NEW YORK – The overriding purpose of the Progressive International Motorcycle show is to introduce riders to new models, and this weekend’s event at the Jacob K. Javits Convention Center seemed to offer more choices to throw a leg over than in recent years.
RIDE-CT & RIDE-NewEngland’s Bob Rosen attended with the goal of pointing his camera at as many models as possible – new, old and new-made-to-look old – and came away with dozens upon dozens of pictures. Selecting some of them to show here was a challenge, but here goes…
Having a display (shown above) for the first time in memory was Italian manufacturer MV Agusta. The company’s high-end products mix art with speed and its centerpiece model was the Brutale 1000 Serie Oro.

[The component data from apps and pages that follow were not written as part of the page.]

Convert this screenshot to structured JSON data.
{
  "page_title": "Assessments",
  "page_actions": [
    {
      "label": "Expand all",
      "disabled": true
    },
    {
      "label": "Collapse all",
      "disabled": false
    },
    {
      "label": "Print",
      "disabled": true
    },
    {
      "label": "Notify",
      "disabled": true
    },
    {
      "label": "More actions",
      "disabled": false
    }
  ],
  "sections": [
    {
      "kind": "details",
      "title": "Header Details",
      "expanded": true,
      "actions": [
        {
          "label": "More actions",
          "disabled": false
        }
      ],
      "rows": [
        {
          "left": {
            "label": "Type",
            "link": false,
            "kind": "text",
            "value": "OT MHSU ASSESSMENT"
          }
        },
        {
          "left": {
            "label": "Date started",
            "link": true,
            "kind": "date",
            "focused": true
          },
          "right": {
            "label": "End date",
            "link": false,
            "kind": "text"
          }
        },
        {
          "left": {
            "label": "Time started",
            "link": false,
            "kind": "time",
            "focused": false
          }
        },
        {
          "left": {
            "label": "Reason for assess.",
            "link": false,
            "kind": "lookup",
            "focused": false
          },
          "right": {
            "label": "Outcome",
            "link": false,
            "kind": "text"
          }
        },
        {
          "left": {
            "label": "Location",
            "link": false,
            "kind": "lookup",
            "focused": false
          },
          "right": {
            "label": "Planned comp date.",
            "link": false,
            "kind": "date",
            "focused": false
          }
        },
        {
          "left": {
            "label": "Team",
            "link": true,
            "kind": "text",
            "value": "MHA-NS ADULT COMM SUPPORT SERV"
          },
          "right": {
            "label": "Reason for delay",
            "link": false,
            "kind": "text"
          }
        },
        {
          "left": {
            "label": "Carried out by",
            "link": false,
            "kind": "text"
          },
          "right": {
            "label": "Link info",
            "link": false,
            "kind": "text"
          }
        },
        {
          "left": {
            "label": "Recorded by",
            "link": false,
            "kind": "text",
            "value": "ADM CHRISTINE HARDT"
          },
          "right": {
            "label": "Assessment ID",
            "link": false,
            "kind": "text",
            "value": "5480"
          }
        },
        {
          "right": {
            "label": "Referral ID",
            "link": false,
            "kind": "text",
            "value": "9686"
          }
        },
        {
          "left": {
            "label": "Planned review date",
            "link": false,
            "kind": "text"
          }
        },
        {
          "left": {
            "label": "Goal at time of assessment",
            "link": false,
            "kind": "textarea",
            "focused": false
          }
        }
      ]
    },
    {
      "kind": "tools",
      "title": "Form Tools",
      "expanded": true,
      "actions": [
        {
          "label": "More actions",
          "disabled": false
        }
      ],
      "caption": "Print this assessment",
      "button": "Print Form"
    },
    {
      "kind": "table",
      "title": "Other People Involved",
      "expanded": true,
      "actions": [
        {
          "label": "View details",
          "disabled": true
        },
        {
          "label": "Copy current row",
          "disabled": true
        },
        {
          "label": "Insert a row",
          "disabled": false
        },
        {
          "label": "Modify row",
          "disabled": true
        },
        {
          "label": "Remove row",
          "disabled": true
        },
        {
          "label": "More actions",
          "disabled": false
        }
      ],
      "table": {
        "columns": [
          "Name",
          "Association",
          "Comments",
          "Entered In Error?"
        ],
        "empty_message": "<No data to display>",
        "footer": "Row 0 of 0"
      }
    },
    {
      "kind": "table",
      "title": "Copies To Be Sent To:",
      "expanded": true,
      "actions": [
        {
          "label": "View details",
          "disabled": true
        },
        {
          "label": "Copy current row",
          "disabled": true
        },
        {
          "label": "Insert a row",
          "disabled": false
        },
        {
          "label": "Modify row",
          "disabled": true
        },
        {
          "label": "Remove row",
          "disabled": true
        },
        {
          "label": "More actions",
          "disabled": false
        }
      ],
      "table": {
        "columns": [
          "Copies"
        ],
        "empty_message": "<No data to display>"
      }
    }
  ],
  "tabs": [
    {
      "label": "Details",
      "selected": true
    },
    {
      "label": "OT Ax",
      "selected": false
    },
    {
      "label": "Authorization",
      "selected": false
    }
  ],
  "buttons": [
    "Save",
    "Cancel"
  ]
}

Only 300 copies will be built with a price tag of $45,988. The 208-horsepower Brutale 1000 Serie Oro has a wing on each side that will come into play when the rider hits 124 miles per hour.
Rosen was able to get many of his shots during the morning press session on Friday; before the doors opened to the public. One truly riveting display was the “Nostalgia” effort of Miami custom builder NMOTO, which takes a new BMW R Nine T and uses 96 handcrafted parts to build a retro bike inspired by BMW’s R7 prototype from 1934.
It may look old, but the “Nostalgia” is modern beneath its skin, offering 110 horsepower and weighing only 452 pounds. It comes in 11 color combinations and costs $49,500.
Indian, of course, brought its new flat track inspired FTR 1200 models to show off. The FTR 1200 extends the American-maker’s model range beyond cruisers.
Ducati returned to the IMS after a one-year absence and brought several new models including the Panigale V4 R, which can boast 234 horsepower.
Among other Ducati offerings were a new Diavel and a Multistrada 1260 Enduro.
While Harley-Davidson failed to have its new Livewire electric model on display, it did bring a new FXDR 114.
Italian electric builder Energica was in attendance, though, giving riders a possible look into the future of riding.
Perhaps qualifying for the oddest looking machine was Yamaha Niken GT, with two wheels up front. It’s designed to provide better traction when riding conditions deteriorate. The honor of have the smallest model was possibly captured by Honda with its pint-sized Monkey.
Part of the fun of the IMS is seeing vintage bikes.
Then again, some new bikes look old, such as many Triumph models.
Kawasaki is also going retro with the W 800 Cafe
Whether it to be old, such as an original 1982 Suzuki Katana…
1982 Suzuki KatanaOr new, such a refreshed BMW S 1000 RR….
The IMS offers good choices for all riders.